Now for the icing on the cake.  The bus/subway fee is only 900 won or about $.80 with the use of T-money.  T-money is type of currency to pay for buses, subway, and some other items.  You can buy a card in the subway and refill it anytime you want.  The card machine has an English language feature.  I will go in detail later about the use of phones, small items, and credit cards with T-money.  The card makes life much easier and  even saves you money.  When swiping the card as you exit you can save money on the transfer between buses and even the subway.  Here is the details about the cost.

The conclusion is I like to let someone else drive, save money and still get everywhere I need using the bus and subway system of Seoul South Korea.  If I decide to buy a car later, it will definitely spend more time in the parking garage than the road.

Monday, January 18, 2010

A session at a Korean herbal clinic(acupuncture)

On my first trip to see the Dr, I was greeted by warm smiles and a look of surprise.

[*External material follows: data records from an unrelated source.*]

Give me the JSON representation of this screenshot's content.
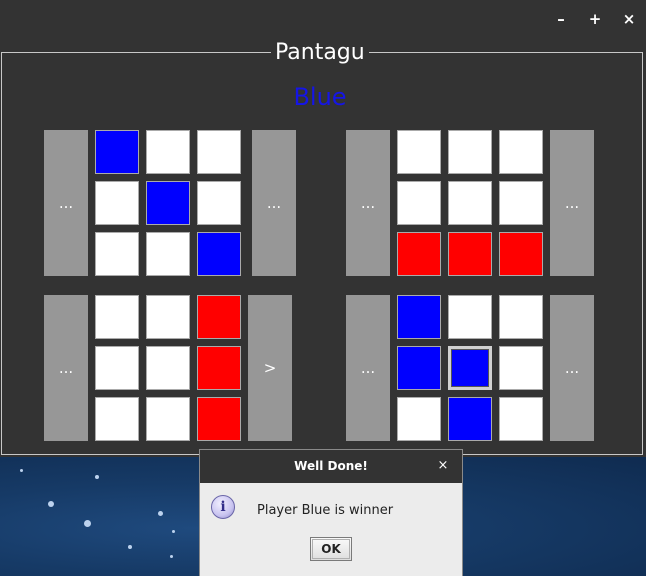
{
  "window": {
    "title": "Pantagu",
    "controls": {
      "minimize": "–",
      "maximize": "+",
      "close": "×"
    }
  },
  "game": {
    "current_player": "Blue",
    "boards": [
      {
        "id": "top-left",
        "left_button": "...",
        "right_button": "...",
        "cells": [
          "blue",
          "white",
          "white",
          "white",
          "blue",
          "white",
          "white",
          "white",
          "blue"
        ]
      },
      {
        "id": "top-right",
        "left_button": "...",
        "right_button": "...",
        "cells": [
          "white",
          "white",
          "white",
          "white",
          "white",
          "white",
          "red",
          "red",
          "red"
        ]
      },
      {
        "id": "bottom-left",
        "left_button": "...",
        "right_button": ">",
        "cells": [
          "white",
          "white",
          "red",
          "white",
          "white",
          "red",
          "white",
          "white",
          "red"
        ]
      },
      {
        "id": "bottom-right",
        "left_button": "...",
        "right_button": "...",
        "cells": [
          "blue",
          "white",
          "white",
          "blue",
          "blue",
          "white",
          "white",
          "blue",
          "white"
        ]
      }
    ],
    "colors": {
      "blue": "#0000ff",
      "red": "#ff0000",
      "white": "#ffffff",
      "panel": "#333333",
      "side_button": "#979797"
    }
  },
  "dialog": {
    "title": "Well Done!",
    "close": "×",
    "icon": "info-icon",
    "icon_glyph": "i",
    "message": "Player Blue is winner",
    "ok_label": "OK"
  }
}
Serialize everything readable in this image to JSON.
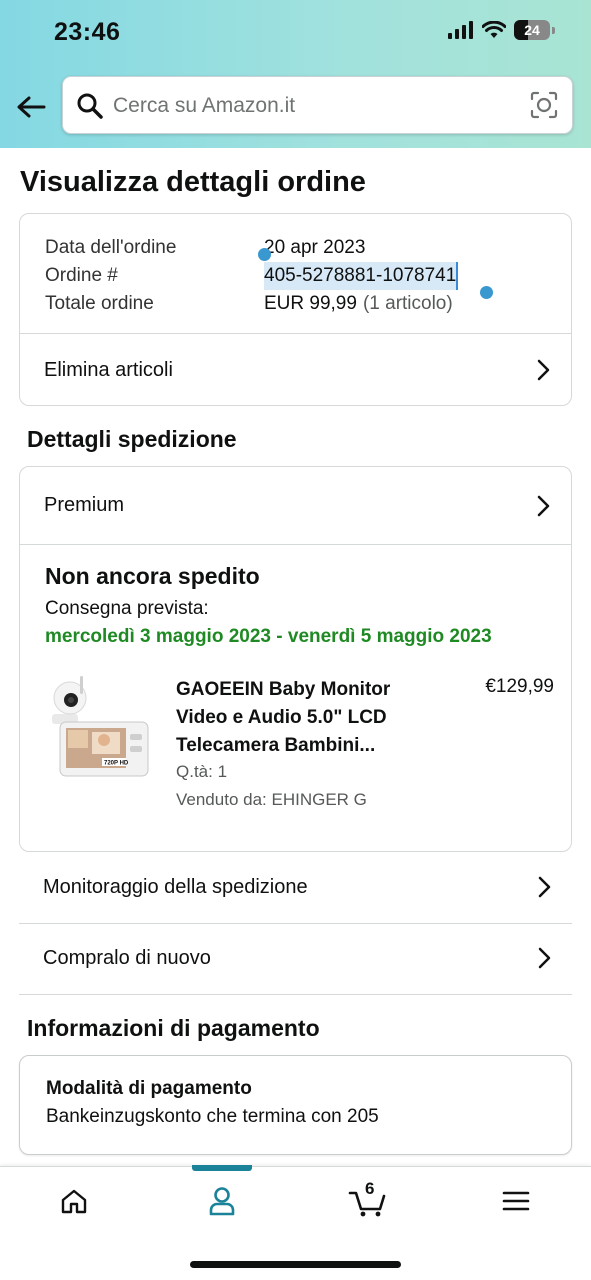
{
  "status_bar": {
    "time": "23:46",
    "battery": "24"
  },
  "search": {
    "placeholder": "Cerca su Amazon.it"
  },
  "page": {
    "title": "Visualizza dettagli ordine"
  },
  "order": {
    "date_label": "Data dell'ordine",
    "date_value": "20 apr 2023",
    "number_label": "Ordine #",
    "number_value": "405-5278881-1078741",
    "total_label": "Totale ordine",
    "total_value": "EUR 99,99",
    "total_items": "(1 articolo)",
    "remove_items_label": "Elimina articoli"
  },
  "shipping": {
    "section_title": "Dettagli spedizione",
    "premium_label": "Premium",
    "status": "Non ancora spedito",
    "expected_label": "Consegna prevista:",
    "expected_dates": "mercoledì 3 maggio 2023 - venerdì 5 maggio 2023",
    "product": {
      "title": "GAOEEIN Baby Monitor Video e Audio 5.0\" LCD Telecamera Bambini...",
      "price": "€129,99",
      "qty": "Q.tà: 1",
      "seller": "Venduto da: EHINGER G",
      "image_badge": "720P HD"
    },
    "track_label": "Monitoraggio della spedizione",
    "buy_again_label": "Compralo di nuovo"
  },
  "payment": {
    "section_title": "Informazioni di pagamento",
    "method_title": "Modalità di pagamento",
    "method_text": "Bankeinzugskonto che termina con 205"
  },
  "bottom_nav": {
    "cart_count": "6"
  },
  "colors": {
    "accent": "#1b8399",
    "delivery_green": "#1f8a23",
    "selection": "#3a98d0"
  }
}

Not only was the office warm and inviting but it held a sense of modernity that surprised me. The Dr took me back to his room and examined me to find out what kind of treatment would be best for me. This was like most doctor visits in America with looking in my ear, looking up my nose, getting my temperature taken and a lot of poking.
I was told that the trip had lowered my immune system and he would begin by strengthening it back up. Now it was time for my treatment.

Step (1)
I was taken back to a hard bed with a pillow and heating pad for my back.

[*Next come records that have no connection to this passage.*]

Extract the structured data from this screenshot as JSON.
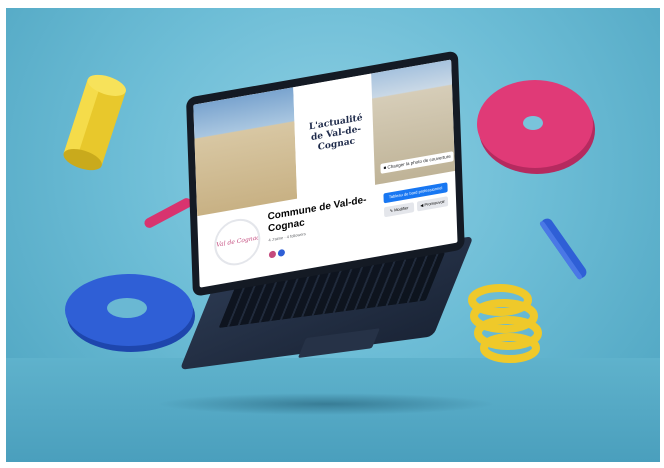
{
  "cover": {
    "title_line1": "L'actualité",
    "title_line2": "de Val-de-Cognac",
    "change_cover_label": "Changer la photo de couverture"
  },
  "page": {
    "name": "Commune de Val-de-Cognac",
    "meta": "4 J'aime · 4 followers",
    "avatar_text": "Val de Cognac"
  },
  "actions": {
    "pro_dashboard_label": "Tableau de bord professionnel",
    "edit_label": "Modifier",
    "promote_label": "Promouvoir"
  },
  "colors": {
    "facebook_blue": "#1877f2",
    "yellow": "#f1d43a",
    "pink": "#e03a77",
    "blue": "#2f5fd6"
  }
}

Two large inflatable leggings were zipped around each of my legs up to my mid thigh. Then the machine started to pump air into different compartments to mimic a sense of massage. This was very relaxing. In fact, it was like having someone continuously massaging both legs at once.
Step (3)
Like a piece of steak on a barbecue I was then flipped over on to my back for the suction cups and electro stimulus on my back. Actually I am not sure what to call the devise that was hooked up to my back but it activated the muscles of my back causing them to tighten and pulse. The suction cups were strategically positioned around the back.

Steps(4) and (5)
Now I was ready. The Dr came in and pushed on my head, stomach, legs and arms then it began. He put two to three inch needles in different parts of my body while I was face up and then flipped me again to do the same thing to the back of my body. For the most part I could not even feel the needles going in. And in between rotations one of the nurses came by and took out the needles from the prior time. However, the needles were put all over including the top of my head and even face.

I was done. The entire process took about one hour and I was ready to go. You are probably wondering about the cost. I paid 4750 won or about $4.10. I wish I could get a doctors visit for that back in the States. One of the nurses,Sunghye(pictured below), spoke English and kept track of me. But it was made very easy by my wonderful wife who is fluent in Korean and was with me the entire time. Thanks.
If you get a chance make sure you go and try it out for yourself. I am going to go 2 to 3 times each week.

Sunday, January 17, 2010

Welcome all visitors

Hello, I just want to begin this by inviting all to share with me my trek into the Korean culture. I have lived and worked in Irvine, California for the last 10 years. Prior to that I grew up, went to college, and worked 20 some years in Ohio.

I will share my daily experiences in both words and pictures. I hope everyone enjoys the fun, excitement and pains of living and teaching English in a land that holds so much more richness than just the wonderful food it has shared with the world, kimchi.

Feel free to share and/or ask questions.